## [WHAT TO PRODUCE]
Working through the records below, count the lines that include "flip". The reply is that number alone.

(Data records)
*** Block opens ***

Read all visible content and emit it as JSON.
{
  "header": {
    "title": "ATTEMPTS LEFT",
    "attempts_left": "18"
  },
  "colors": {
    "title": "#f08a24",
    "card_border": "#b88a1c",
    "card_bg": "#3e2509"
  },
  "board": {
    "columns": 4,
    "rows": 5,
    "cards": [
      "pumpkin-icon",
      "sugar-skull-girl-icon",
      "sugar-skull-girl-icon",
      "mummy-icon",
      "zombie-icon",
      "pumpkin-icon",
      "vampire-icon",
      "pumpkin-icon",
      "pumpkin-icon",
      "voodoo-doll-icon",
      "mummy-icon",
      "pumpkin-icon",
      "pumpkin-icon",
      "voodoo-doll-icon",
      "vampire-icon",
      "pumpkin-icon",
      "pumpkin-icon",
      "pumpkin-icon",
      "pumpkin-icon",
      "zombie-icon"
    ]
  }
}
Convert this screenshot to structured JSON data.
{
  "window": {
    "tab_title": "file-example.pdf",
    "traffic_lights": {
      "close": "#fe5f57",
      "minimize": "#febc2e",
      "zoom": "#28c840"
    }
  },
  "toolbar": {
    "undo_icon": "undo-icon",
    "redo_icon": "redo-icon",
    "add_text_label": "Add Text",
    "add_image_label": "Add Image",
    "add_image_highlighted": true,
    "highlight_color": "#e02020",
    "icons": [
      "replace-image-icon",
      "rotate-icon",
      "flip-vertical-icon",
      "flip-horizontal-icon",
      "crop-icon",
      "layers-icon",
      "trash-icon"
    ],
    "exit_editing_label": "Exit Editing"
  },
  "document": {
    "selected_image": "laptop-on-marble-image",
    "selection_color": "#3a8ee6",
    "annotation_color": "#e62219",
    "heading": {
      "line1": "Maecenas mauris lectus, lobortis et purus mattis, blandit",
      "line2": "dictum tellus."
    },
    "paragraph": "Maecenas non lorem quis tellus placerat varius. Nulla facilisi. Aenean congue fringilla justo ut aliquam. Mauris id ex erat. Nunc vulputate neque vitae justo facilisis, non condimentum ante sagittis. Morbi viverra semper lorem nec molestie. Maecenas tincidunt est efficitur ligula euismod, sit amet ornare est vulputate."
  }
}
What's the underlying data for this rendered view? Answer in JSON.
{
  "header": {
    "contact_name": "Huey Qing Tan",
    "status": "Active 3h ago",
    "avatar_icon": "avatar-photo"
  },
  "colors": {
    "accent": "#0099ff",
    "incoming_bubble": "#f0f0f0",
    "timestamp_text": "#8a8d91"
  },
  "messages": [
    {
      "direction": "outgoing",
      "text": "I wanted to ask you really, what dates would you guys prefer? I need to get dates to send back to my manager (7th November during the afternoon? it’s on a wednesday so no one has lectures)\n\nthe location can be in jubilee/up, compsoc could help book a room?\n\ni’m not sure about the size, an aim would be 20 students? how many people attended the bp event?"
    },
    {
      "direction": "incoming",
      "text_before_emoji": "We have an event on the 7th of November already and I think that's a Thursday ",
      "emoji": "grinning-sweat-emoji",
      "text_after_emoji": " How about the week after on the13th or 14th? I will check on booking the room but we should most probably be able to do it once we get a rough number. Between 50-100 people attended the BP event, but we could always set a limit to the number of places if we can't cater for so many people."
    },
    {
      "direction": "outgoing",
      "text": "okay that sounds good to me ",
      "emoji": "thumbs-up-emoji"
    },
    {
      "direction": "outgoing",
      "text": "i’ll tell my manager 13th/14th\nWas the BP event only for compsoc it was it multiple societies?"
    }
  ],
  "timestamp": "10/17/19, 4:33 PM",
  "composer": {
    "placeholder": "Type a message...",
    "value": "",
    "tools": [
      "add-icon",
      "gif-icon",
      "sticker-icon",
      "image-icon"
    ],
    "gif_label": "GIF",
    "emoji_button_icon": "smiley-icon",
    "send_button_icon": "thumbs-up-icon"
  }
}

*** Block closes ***

## [OUTPUT FOR THIS EXERCISE]
2